▶ Your objective: For each entry, repeat the text exactly and omit any picture it holds.

▶ Material provided:
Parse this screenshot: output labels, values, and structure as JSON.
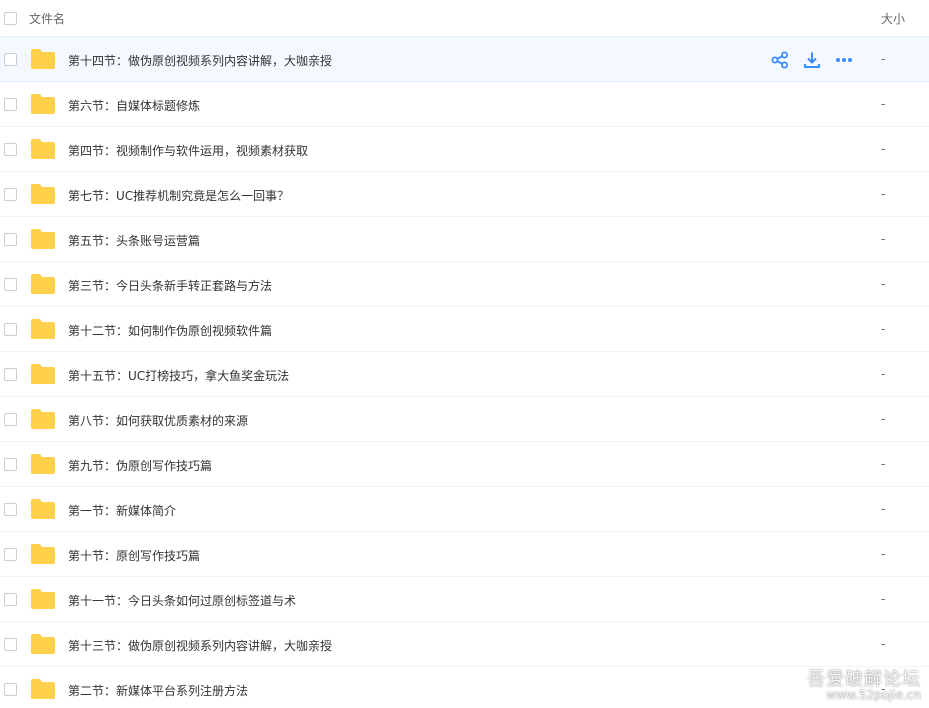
{
  "header": {
    "name_label": "文件名",
    "size_label": "大小"
  },
  "rows": [
    {
      "name": "第十四节：做伪原创视频系列内容讲解，大咖亲授",
      "size": "-"
    },
    {
      "name": "第六节：自媒体标题修炼",
      "size": "-"
    },
    {
      "name": "第四节：视频制作与软件运用，视频素材获取",
      "size": "-"
    },
    {
      "name": "第七节：UC推荐机制究竟是怎么一回事？",
      "size": "-"
    },
    {
      "name": "第五节：头条账号运营篇",
      "size": "-"
    },
    {
      "name": "第三节：今日头条新手转正套路与方法",
      "size": "-"
    },
    {
      "name": "第十二节：如何制作伪原创视频软件篇",
      "size": "-"
    },
    {
      "name": "第十五节：UC打榜技巧，拿大鱼奖金玩法",
      "size": "-"
    },
    {
      "name": "第八节：如何获取优质素材的来源",
      "size": "-"
    },
    {
      "name": "第九节：伪原创写作技巧篇",
      "size": "-"
    },
    {
      "name": "第一节：新媒体简介",
      "size": "-"
    },
    {
      "name": "第十节：原创写作技巧篇",
      "size": "-"
    },
    {
      "name": "第十一节：今日头条如何过原创标签道与术",
      "size": "-"
    },
    {
      "name": "第十三节：做伪原创视频系列内容讲解，大咖亲授",
      "size": "-"
    },
    {
      "name": "第二节：新媒体平台系列注册方法",
      "size": "-"
    }
  ],
  "hover_actions": [
    "share-icon",
    "download-icon",
    "more-icon"
  ],
  "colors": {
    "folder": "#ffd04b",
    "accent": "#3b8cff"
  },
  "watermark": {
    "line1": "吾爱破解论坛",
    "line2": "www.52pojie.cn"
  }
}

▶ Result below:
Parse this screenshot: output labels, values, and structure as JSON.
{
  "header": {
    "name_label": "文件名",
    "size_label": "大小"
  },
  "rows": [
    {
      "name": "第十四节：做伪原创视频系列内容讲解，大咖亲授",
      "size": "-"
    },
    {
      "name": "第六节：自媒体标题修炼",
      "size": "-"
    },
    {
      "name": "第四节：视频制作与软件运用，视频素材获取",
      "size": "-"
    },
    {
      "name": "第七节：UC推荐机制究竟是怎么一回事？",
      "size": "-"
    },
    {
      "name": "第五节：头条账号运营篇",
      "size": "-"
    },
    {
      "name": "第三节：今日头条新手转正套路与方法",
      "size": "-"
    },
    {
      "name": "第十二节：如何制作伪原创视频软件篇",
      "size": "-"
    },
    {
      "name": "第十五节：UC打榜技巧，拿大鱼奖金玩法",
      "size": "-"
    },
    {
      "name": "第八节：如何获取优质素材的来源",
      "size": "-"
    },
    {
      "name": "第九节：伪原创写作技巧篇",
      "size": "-"
    },
    {
      "name": "第一节：新媒体简介",
      "size": "-"
    },
    {
      "name": "第十节：原创写作技巧篇",
      "size": "-"
    },
    {
      "name": "第十一节：今日头条如何过原创标签道与术",
      "size": "-"
    },
    {
      "name": "第十三节：做伪原创视频系列内容讲解，大咖亲授",
      "size": "-"
    },
    {
      "name": "第二节：新媒体平台系列注册方法",
      "size": "-"
    }
  ],
  "hover_actions": [
    "share-icon",
    "download-icon",
    "more-icon"
  ],
  "colors": {
    "folder": "#ffd04b",
    "accent": "#3b8cff"
  },
  "watermark": {
    "line1": "吾爱破解论坛",
    "line2": "www.52pojie.cn"
  }
}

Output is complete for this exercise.